## Task prompt
Copy each line of the entries that includes the word "icon".

+-------+

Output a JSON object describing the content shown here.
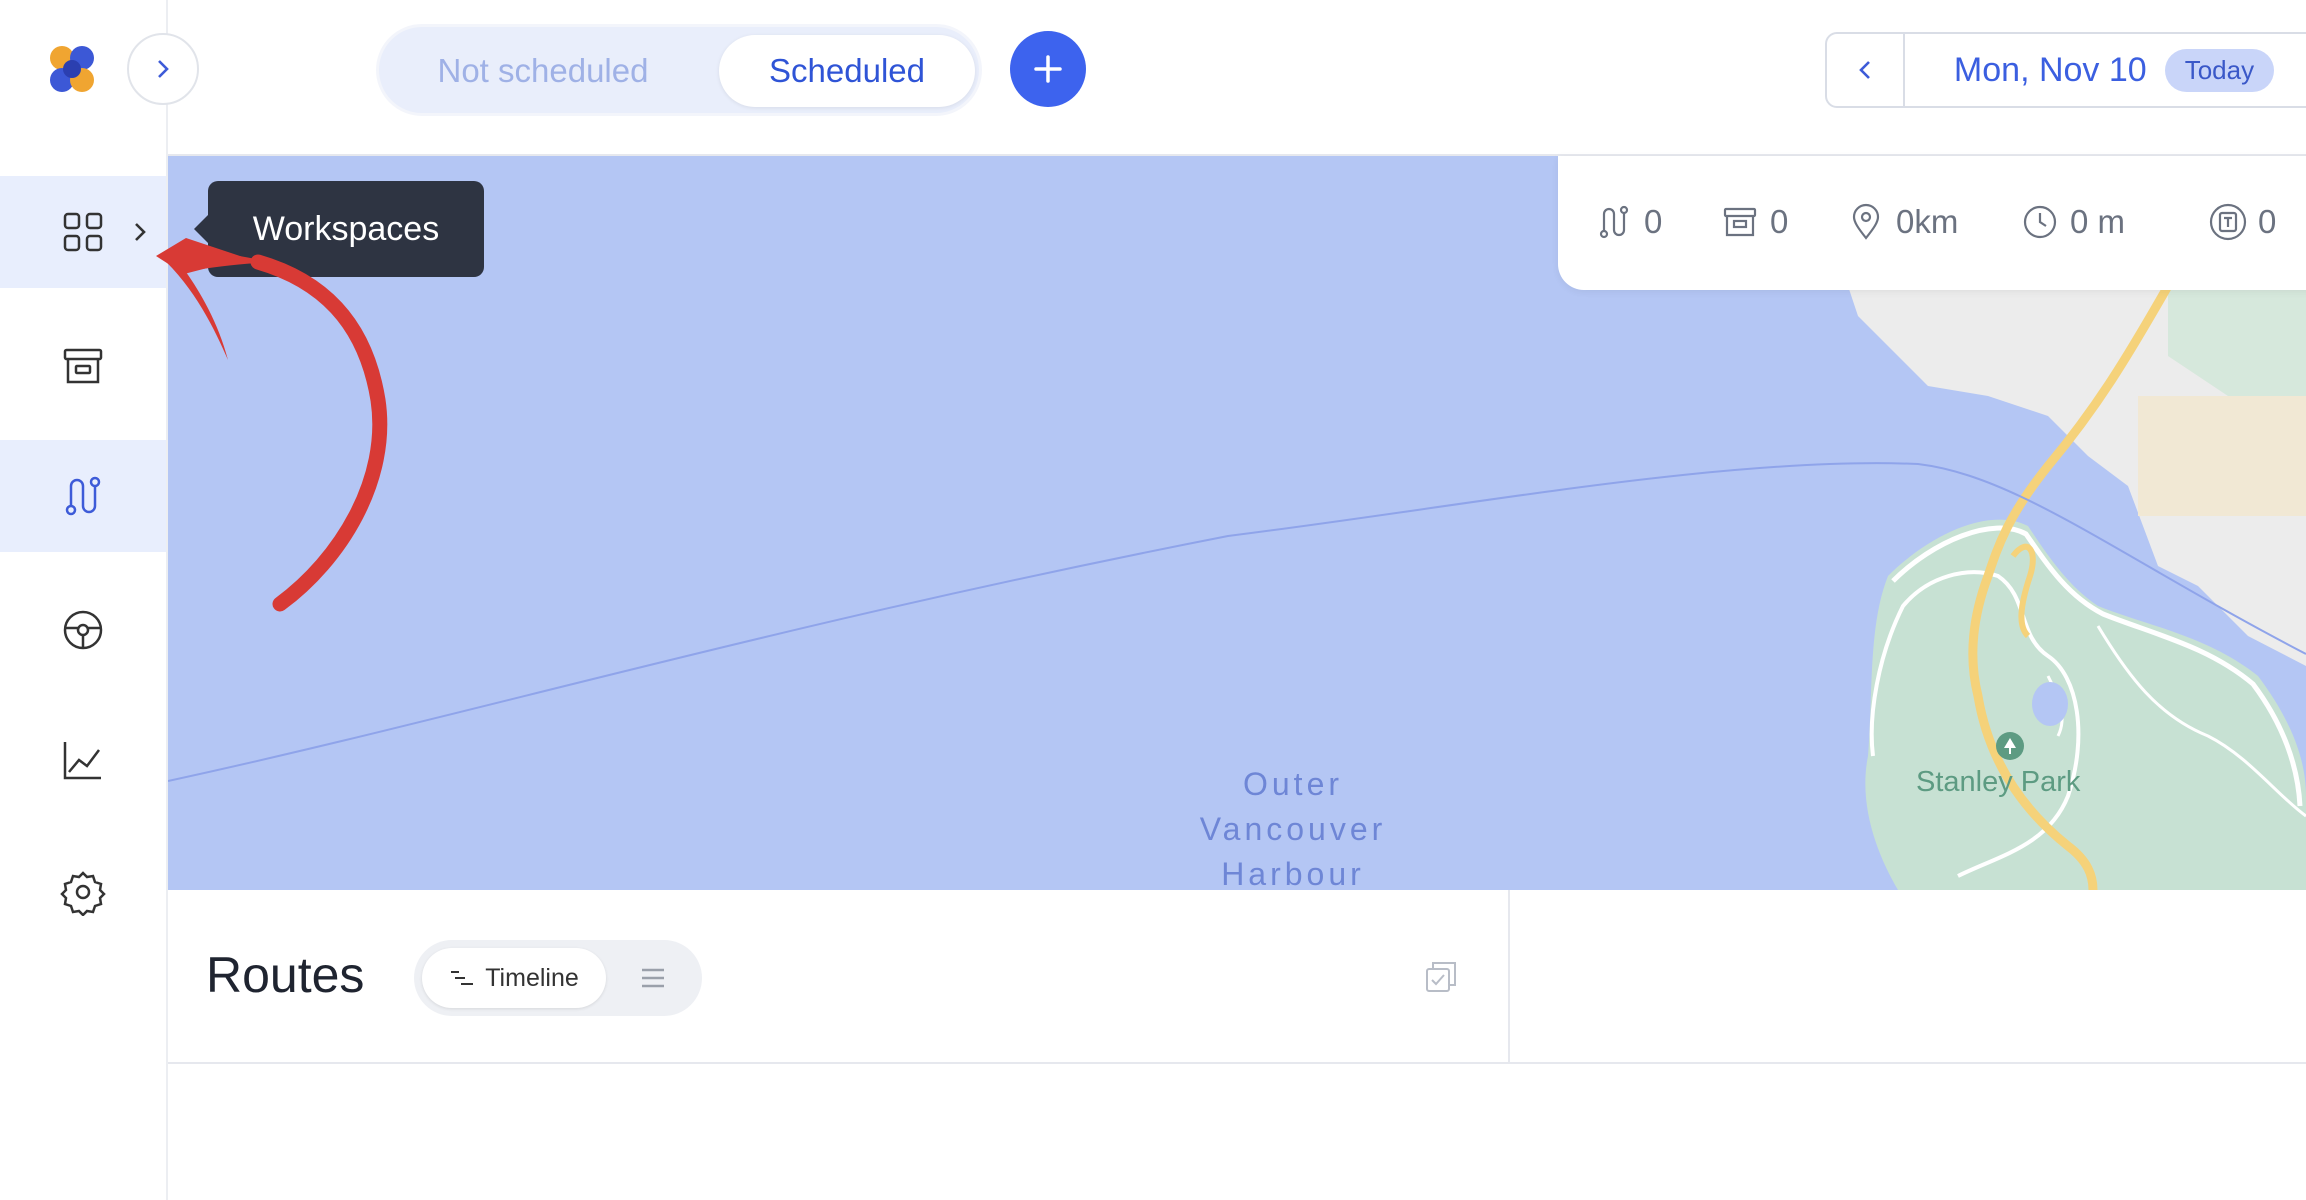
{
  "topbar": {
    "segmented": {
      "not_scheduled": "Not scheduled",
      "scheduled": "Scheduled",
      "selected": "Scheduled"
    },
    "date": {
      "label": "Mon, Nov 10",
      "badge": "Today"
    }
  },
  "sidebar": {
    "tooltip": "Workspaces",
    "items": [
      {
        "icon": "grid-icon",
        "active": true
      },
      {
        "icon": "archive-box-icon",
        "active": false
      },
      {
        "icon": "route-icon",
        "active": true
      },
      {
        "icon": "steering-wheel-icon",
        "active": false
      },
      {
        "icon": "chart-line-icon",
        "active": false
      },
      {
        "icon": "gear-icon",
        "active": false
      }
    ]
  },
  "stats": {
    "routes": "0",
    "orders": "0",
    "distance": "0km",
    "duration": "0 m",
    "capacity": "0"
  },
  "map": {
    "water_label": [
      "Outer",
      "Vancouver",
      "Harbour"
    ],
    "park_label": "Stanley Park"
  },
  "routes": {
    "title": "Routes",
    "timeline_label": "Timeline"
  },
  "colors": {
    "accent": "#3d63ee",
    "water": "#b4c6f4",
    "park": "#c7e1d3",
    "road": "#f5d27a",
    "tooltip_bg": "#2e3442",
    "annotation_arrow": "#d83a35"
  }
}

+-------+

## Task result
        "icon": "grid-icon",
        "icon": "archive-box-icon",
        "icon": "route-icon",
        "icon": "steering-wheel-icon",
        "icon": "chart-line-icon",
        "icon": "gear-icon",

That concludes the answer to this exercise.